ability to go from high to low and back again is a warrant for this approach.)
(2) Ricks uses his knowledge of all of English literature. (3) Ricks engages with the songs as music/poetry, not simply words on a page.
Not so good: (1) Ricks' "close reading" technique can take him very far afield (into, for example, a lengthy analysis of a Philip Larkin poem that did nothing, in my view, to advance the discussion. And sometimes -- often? -- the connections/echoes he finds of other poems are.....umm, dubious? And sometimes just make you want to scratch your head ("ceremonies of the horsemen" suggests to Ricks that D. might have had in mind ....the Changing of the Guard at Buckingham palace). But a few misses and a lot of near-misses can be forgiven, I guess. (2) Ricks seems to think of Dylan as a great moral teacher. This is a "deformation professionel" of all critics of English literature, in my experience.
Also be aware that about 60% of the text engages with post-1979 Dylan, and about 20 % with the pre-electric Dylan, so
if you are more interested in the (to me, superior) middle years, you may be a trifle disappointed.
Interestingly, Ricks does not -- as I think most of us do -- believe Dylan changed or matured or maybe even declined in his art; in Ricks' view, Dylan sprang fully formed from the forehead of Zeus (or Woody Guthrie) and the Dylan of 1962 is essentially the Dylan of Blonde on Blonde is essentially the Dylan of all those post 1979 albums. I was not convinced.
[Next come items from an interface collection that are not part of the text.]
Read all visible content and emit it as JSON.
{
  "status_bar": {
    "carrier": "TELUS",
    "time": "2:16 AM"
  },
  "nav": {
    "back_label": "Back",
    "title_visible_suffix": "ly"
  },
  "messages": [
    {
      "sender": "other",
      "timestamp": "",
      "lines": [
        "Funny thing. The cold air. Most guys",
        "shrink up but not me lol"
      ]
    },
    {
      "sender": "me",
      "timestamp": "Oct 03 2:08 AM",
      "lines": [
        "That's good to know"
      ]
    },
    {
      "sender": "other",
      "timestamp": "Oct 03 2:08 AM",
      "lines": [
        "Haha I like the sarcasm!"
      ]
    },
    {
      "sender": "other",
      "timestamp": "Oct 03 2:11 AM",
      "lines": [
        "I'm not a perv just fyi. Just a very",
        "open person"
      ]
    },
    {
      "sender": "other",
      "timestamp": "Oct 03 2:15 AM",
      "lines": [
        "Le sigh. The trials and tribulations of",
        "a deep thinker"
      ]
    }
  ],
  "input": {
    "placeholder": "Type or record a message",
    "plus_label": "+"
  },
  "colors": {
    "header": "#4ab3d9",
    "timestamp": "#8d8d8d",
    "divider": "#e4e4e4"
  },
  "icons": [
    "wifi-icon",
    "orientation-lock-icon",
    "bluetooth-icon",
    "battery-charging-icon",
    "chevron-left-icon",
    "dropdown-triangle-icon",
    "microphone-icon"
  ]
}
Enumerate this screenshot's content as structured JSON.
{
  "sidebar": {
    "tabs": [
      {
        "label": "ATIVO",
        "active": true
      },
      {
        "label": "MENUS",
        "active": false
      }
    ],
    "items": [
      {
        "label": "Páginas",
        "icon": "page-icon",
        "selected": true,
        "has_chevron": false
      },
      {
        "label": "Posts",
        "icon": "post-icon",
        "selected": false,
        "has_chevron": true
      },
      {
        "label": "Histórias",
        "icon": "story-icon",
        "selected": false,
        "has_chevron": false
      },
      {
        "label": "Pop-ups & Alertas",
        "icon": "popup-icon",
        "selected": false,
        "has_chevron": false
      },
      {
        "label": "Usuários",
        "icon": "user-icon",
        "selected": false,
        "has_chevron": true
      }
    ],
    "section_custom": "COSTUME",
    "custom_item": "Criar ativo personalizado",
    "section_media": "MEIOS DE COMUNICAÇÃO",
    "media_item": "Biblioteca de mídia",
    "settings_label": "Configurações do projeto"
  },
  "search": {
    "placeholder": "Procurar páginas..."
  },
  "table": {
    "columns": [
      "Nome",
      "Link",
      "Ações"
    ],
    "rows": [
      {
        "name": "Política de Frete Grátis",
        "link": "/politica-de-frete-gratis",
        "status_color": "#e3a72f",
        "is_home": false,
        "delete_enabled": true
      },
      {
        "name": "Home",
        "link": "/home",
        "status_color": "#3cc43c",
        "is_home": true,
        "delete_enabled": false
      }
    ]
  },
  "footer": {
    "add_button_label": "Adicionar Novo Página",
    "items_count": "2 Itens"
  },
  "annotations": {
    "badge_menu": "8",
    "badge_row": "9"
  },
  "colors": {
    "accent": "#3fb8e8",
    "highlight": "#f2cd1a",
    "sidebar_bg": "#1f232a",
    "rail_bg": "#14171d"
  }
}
Ricks categorizes the book into chapters by sin (e.g. greed, envy, etc) but also virtues and the heavenly graces (haven't got to the last category yet). The examples he uses in each category seem almost arbitrary as if he did no research at all and just used the songs that popped into his head (in fact there are songs used that are some of Dylan's worst and most insignificant. Why does Ricks use these instead of better songs? Good question.). Probably the most glaring problem with the book is the actual composition. Just when you find yourself mostly bored with Ricks' writing (not that Ricks is a boring writer, to the contrary, it's astounding how passionate he is and how he loves to show off his wit and literary allusions) and are hoping he'll say something worth reading like he did 5 or 10 pages back, the chapter comes to an abrupt end as if his pen ran out of ink. Terrible! I can't believe Harper Collins doesn't have an editor capable of demanding better from Ricks. And I suspect Ricks could have written a far better book with a good editor forcing him to do so. This seems like an indulgent labor of love on Ricks' part that is not really meant for public consumption.
Just goes to show, all those superlatives from The Guardian, Chicago Tribune, etc. either never read this mediocre manuscript or, like me, wanted to like it, but unlike me, skimmed through it and found enough to like to put their stamp of approval on it. Friends doing favors? That's how things go when you're trying to sell books.
Read Why Bob Dylan Matters and avoid this. That's my advice.